## Task to complete:
Give back the whole listing below exactly.

## Data supplied:
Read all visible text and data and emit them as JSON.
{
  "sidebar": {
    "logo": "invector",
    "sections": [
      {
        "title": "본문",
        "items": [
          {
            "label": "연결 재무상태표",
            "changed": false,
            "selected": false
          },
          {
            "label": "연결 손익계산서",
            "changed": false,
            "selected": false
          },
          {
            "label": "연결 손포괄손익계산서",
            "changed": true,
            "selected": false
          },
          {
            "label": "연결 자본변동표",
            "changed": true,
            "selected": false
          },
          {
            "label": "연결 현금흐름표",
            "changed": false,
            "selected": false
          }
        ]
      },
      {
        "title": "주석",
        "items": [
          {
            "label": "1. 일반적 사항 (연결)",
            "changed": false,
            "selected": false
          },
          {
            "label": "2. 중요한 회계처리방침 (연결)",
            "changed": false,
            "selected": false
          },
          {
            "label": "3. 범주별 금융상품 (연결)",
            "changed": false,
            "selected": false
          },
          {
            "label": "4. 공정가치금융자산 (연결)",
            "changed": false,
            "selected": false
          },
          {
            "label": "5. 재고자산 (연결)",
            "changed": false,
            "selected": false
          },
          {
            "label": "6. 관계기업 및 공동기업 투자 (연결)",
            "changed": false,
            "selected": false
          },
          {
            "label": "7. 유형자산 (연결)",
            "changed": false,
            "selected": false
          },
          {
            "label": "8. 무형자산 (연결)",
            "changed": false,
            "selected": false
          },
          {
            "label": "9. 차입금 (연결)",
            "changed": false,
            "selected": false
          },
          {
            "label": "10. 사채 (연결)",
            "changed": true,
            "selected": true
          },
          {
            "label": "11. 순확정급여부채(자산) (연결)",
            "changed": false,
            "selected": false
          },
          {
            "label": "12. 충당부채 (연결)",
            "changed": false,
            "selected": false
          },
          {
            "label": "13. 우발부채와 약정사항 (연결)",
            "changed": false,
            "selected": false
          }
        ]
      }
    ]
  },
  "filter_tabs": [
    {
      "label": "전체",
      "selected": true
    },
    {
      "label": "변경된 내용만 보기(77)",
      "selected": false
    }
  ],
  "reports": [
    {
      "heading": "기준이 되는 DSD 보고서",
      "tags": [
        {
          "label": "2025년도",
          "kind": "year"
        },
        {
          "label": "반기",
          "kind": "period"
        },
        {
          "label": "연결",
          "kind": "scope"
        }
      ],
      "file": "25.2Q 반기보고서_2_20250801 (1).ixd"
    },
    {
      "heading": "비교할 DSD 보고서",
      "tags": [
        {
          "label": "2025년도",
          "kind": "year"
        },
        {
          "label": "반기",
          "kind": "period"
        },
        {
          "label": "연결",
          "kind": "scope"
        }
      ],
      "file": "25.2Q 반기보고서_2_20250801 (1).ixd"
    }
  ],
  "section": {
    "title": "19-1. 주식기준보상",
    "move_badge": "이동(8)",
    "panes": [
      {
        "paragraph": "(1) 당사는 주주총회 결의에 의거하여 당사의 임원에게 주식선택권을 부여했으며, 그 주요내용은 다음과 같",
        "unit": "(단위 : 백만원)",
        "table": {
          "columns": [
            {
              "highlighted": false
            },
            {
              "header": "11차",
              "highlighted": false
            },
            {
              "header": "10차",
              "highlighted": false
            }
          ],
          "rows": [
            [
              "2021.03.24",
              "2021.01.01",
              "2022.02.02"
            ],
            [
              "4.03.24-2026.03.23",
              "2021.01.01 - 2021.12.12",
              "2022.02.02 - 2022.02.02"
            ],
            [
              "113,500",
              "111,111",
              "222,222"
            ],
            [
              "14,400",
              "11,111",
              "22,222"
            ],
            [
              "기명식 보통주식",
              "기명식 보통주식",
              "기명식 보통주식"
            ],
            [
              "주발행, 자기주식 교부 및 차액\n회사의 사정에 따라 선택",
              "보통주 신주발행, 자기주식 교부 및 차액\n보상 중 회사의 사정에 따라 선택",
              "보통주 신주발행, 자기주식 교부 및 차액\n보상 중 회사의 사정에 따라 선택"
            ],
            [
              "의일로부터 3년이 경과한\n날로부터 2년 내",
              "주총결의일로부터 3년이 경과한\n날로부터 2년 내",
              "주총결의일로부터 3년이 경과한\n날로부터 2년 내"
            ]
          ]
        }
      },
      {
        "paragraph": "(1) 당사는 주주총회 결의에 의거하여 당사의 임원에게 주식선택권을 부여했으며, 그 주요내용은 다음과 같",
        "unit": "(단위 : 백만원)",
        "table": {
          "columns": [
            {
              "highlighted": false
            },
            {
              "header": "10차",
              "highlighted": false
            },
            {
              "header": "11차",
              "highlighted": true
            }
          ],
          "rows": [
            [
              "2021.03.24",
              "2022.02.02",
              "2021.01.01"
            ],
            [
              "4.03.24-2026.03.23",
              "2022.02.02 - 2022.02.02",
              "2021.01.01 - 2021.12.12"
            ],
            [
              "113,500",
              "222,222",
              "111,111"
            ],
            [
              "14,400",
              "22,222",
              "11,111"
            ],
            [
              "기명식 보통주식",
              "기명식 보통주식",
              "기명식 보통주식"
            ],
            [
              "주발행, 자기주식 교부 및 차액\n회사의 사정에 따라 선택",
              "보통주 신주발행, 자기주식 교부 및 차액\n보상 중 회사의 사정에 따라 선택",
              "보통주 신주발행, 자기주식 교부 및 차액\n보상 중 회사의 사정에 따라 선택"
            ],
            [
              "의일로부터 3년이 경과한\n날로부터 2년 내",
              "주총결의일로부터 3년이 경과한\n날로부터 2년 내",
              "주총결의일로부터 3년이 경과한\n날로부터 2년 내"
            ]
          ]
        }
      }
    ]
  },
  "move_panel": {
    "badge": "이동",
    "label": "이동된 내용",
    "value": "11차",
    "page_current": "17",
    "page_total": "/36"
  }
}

## Task result:
Read all visible text and data and emit them as JSON.
{
  "sidebar": {
    "logo": "invector",
    "sections": [
      {
        "title": "본문",
        "items": [
          {
            "label": "연결 재무상태표",
            "changed": false,
            "selected": false
          },
          {
            "label": "연결 손익계산서",
            "changed": false,
            "selected": false
          },
          {
            "label": "연결 손포괄손익계산서",
            "changed": true,
            "selected": false
          },
          {
            "label": "연결 자본변동표",
            "changed": true,
            "selected": false
          },
          {
            "label": "연결 현금흐름표",
            "changed": false,
            "selected": false
          }
        ]
      },
      {
        "title": "주석",
        "items": [
          {
            "label": "1. 일반적 사항 (연결)",
            "changed": false,
            "selected": false
          },
          {
            "label": "2. 중요한 회계처리방침 (연결)",
            "changed": false,
            "selected": false
          },
          {
            "label": "3. 범주별 금융상품 (연결)",
            "changed": false,
            "selected": false
          },
          {
            "label": "4. 공정가치금융자산 (연결)",
            "changed": false,
            "selected": false
          },
          {
            "label": "5. 재고자산 (연결)",
            "changed": false,
            "selected": false
          },
          {
            "label": "6. 관계기업 및 공동기업 투자 (연결)",
            "changed": false,
            "selected": false
          },
          {
            "label": "7. 유형자산 (연결)",
            "changed": false,
            "selected": false
          },
          {
            "label": "8. 무형자산 (연결)",
            "changed": false,
            "selected": false
          },
          {
            "label": "9. 차입금 (연결)",
            "changed": false,
            "selected": false
          },
          {
            "label": "10. 사채 (연결)",
            "changed": true,
            "selected": true
          },
          {
            "label": "11. 순확정급여부채(자산) (연결)",
            "changed": false,
            "selected": false
          },
          {
            "label": "12. 충당부채 (연결)",
            "changed": false,
            "selected": false
          },
          {
            "label": "13. 우발부채와 약정사항 (연결)",
            "changed": false,
            "selected": false
          }
        ]
      }
    ]
  },
  "filter_tabs": [
    {
      "label": "전체",
      "selected": true
    },
    {
      "label": "변경된 내용만 보기(77)",
      "selected": false
    }
  ],
  "reports": [
    {
      "heading": "기준이 되는 DSD 보고서",
      "tags": [
        {
          "label": "2025년도",
          "kind": "year"
        },
        {
          "label": "반기",
          "kind": "period"
        },
        {
          "label": "연결",
          "kind": "scope"
        }
      ],
      "file": "25.2Q 반기보고서_2_20250801 (1).ixd"
    },
    {
      "heading": "비교할 DSD 보고서",
      "tags": [
        {
          "label": "2025년도",
          "kind": "year"
        },
        {
          "label": "반기",
          "kind": "period"
        },
        {
          "label": "연결",
          "kind": "scope"
        }
      ],
      "file": "25.2Q 반기보고서_2_20250801 (1).ixd"
    }
  ],
  "section": {
    "title": "19-1. 주식기준보상",
    "move_badge": "이동(8)",
    "panes": [
      {
        "paragraph": "(1) 당사는 주주총회 결의에 의거하여 당사의 임원에게 주식선택권을 부여했으며, 그 주요내용은 다음과 같",
        "unit": "(단위 : 백만원)",
        "table": {
          "columns": [
            {
              "highlighted": false
            },
            {
              "header": "11차",
              "highlighted": false
            },
            {
              "header": "10차",
              "highlighted": false
            }
          ],
          "rows": [
            [
              "2021.03.24",
              "2021.01.01",
              "2022.02.02"
            ],
            [
              "4.03.24-2026.03.23",
              "2021.01.01 - 2021.12.12",
              "2022.02.02 - 2022.02.02"
            ],
            [
              "113,500",
              "111,111",
              "222,222"
            ],
            [
              "14,400",
              "11,111",
              "22,222"
            ],
            [
              "기명식 보통주식",
              "기명식 보통주식",
              "기명식 보통주식"
            ],
            [
              "주발행, 자기주식 교부 및 차액\n회사의 사정에 따라 선택",
              "보통주 신주발행, 자기주식 교부 및 차액\n보상 중 회사의 사정에 따라 선택",
              "보통주 신주발행, 자기주식 교부 및 차액\n보상 중 회사의 사정에 따라 선택"
            ],
            [
              "의일로부터 3년이 경과한\n날로부터 2년 내",
              "주총결의일로부터 3년이 경과한\n날로부터 2년 내",
              "주총결의일로부터 3년이 경과한\n날로부터 2년 내"
            ]
          ]
        }
      },
      {
        "paragraph": "(1) 당사는 주주총회 결의에 의거하여 당사의 임원에게 주식선택권을 부여했으며, 그 주요내용은 다음과 같",
        "unit": "(단위 : 백만원)",
        "table": {
          "columns": [
            {
              "highlighted": false
            },
            {
              "header": "10차",
              "highlighted": false
            },
            {
              "header": "11차",
              "highlighted": true
            }
          ],
          "rows": [
            [
              "2021.03.24",
              "2022.02.02",
              "2021.01.01"
            ],
            [
              "4.03.24-2026.03.23",
              "2022.02.02 - 2022.02.02",
              "2021.01.01 - 2021.12.12"
            ],
            [
              "113,500",
              "222,222",
              "111,111"
            ],
            [
              "14,400",
              "22,222",
              "11,111"
            ],
            [
              "기명식 보통주식",
              "기명식 보통주식",
              "기명식 보통주식"
            ],
            [
              "주발행, 자기주식 교부 및 차액\n회사의 사정에 따라 선택",
              "보통주 신주발행, 자기주식 교부 및 차액\n보상 중 회사의 사정에 따라 선택",
              "보통주 신주발행, 자기주식 교부 및 차액\n보상 중 회사의 사정에 따라 선택"
            ],
            [
              "의일로부터 3년이 경과한\n날로부터 2년 내",
              "주총결의일로부터 3년이 경과한\n날로부터 2년 내",
              "주총결의일로부터 3년이 경과한\n날로부터 2년 내"
            ]
          ]
        }
      }
    ]
  },
  "move_panel": {
    "badge": "이동",
    "label": "이동된 내용",
    "value": "11차",
    "page_current": "17",
    "page_total": "/36"
  }
}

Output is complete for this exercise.